— Exercise aim —
Look over the lines below. Report each one that includes the string "accent".

— Data records —

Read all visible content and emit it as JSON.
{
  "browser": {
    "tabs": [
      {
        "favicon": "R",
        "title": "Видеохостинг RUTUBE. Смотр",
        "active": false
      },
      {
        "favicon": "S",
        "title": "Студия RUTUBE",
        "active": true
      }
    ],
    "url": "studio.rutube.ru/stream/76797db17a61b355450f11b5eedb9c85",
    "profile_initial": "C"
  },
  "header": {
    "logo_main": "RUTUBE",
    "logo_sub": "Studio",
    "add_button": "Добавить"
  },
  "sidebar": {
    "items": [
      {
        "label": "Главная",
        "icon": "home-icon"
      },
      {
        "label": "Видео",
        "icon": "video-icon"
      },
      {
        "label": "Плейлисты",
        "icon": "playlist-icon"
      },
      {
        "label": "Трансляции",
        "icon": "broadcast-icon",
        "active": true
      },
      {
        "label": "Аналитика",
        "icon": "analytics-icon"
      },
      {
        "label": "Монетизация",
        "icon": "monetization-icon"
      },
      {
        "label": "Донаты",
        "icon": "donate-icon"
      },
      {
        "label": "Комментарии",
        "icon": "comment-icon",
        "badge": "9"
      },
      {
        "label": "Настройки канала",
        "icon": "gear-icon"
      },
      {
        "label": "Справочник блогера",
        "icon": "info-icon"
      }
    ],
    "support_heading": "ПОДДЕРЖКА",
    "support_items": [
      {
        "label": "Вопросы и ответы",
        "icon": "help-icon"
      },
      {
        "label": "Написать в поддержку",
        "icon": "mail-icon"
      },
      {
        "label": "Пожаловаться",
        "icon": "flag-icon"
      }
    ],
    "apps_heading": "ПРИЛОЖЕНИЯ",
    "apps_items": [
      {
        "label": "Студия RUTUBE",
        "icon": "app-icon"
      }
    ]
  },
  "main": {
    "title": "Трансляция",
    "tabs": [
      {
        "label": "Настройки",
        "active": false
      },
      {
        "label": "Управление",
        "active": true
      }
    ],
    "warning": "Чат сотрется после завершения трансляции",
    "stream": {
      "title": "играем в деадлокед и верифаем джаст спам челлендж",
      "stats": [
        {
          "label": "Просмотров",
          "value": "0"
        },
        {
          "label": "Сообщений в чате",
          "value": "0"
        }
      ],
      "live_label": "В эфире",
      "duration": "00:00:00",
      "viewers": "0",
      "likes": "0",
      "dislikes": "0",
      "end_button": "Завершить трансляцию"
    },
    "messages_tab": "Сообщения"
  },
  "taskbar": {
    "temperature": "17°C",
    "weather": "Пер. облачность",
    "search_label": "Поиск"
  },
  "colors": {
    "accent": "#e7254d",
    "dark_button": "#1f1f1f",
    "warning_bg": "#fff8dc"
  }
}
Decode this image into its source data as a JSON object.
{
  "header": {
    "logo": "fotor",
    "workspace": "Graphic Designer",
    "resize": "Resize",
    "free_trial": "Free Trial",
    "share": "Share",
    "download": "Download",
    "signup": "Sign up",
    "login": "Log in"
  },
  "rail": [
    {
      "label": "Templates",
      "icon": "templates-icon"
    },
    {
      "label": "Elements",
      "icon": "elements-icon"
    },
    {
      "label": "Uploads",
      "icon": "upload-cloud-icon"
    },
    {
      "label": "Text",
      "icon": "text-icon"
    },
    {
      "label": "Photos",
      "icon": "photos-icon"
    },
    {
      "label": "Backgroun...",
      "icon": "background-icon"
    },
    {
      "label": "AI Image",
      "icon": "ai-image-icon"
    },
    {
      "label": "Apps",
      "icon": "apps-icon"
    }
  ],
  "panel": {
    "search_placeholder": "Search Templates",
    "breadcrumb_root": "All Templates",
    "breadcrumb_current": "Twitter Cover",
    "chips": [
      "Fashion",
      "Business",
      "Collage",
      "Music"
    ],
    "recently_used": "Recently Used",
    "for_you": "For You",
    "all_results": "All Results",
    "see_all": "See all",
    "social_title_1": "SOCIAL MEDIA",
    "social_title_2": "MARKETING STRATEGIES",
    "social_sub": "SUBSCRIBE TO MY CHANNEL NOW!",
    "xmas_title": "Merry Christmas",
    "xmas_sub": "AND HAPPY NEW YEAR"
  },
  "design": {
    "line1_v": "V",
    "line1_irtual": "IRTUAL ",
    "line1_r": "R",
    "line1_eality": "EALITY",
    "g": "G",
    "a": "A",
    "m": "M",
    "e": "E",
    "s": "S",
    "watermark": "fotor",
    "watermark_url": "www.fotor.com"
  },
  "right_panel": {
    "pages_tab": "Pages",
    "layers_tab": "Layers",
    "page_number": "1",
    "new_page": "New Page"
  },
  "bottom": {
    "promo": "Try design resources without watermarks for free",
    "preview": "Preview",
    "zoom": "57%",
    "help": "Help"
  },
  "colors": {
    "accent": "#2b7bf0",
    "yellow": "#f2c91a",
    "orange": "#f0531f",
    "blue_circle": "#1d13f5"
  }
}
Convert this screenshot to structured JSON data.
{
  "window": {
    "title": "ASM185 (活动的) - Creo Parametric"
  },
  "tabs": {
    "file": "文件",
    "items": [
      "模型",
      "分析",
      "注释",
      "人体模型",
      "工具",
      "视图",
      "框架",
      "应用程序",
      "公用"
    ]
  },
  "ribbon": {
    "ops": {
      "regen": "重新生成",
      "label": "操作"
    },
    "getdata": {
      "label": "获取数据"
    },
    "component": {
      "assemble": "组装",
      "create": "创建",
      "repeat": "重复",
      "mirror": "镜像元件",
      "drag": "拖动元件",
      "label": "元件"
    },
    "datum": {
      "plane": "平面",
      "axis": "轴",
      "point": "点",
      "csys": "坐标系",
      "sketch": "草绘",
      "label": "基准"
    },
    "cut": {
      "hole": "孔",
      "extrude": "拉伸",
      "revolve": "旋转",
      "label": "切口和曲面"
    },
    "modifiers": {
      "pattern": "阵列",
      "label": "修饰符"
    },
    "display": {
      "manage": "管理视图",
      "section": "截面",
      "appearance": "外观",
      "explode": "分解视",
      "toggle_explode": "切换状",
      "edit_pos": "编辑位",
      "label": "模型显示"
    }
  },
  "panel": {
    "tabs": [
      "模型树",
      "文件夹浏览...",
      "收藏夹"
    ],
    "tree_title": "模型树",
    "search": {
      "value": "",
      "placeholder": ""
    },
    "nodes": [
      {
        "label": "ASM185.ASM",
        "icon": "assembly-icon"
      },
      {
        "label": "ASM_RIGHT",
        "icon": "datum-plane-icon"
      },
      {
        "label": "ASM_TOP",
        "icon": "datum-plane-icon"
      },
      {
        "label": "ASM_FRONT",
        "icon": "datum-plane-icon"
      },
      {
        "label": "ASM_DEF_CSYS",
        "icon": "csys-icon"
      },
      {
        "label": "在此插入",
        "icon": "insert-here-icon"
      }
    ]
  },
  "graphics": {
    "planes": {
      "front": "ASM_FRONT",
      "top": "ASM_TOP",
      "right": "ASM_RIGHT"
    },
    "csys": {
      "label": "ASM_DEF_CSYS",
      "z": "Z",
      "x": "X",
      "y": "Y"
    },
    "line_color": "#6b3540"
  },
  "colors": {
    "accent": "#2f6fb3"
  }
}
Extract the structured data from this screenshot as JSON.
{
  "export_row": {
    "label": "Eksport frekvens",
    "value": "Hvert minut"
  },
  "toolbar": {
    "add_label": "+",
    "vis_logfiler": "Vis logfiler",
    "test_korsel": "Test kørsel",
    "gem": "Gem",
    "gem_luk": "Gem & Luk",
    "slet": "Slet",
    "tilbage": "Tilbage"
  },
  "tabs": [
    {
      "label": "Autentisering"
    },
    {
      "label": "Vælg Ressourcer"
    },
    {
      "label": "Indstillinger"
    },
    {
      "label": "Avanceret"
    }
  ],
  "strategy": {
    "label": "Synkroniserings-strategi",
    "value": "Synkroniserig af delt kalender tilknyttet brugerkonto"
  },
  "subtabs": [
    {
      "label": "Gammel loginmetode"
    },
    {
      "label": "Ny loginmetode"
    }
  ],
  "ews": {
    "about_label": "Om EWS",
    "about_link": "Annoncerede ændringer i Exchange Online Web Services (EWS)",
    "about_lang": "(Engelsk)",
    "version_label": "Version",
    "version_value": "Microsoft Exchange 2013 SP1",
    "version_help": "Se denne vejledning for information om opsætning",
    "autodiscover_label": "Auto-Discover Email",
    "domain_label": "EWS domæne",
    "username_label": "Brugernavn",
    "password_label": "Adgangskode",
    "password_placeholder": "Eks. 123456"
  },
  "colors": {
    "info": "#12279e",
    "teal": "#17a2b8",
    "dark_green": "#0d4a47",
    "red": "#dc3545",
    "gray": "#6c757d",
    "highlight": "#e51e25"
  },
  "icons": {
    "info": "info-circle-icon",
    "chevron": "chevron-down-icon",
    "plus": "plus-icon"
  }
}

— Exercise result —
    "accent": "#e7254d",
    "accent": "#2b7bf0",
    "accent": "#2f6fb3"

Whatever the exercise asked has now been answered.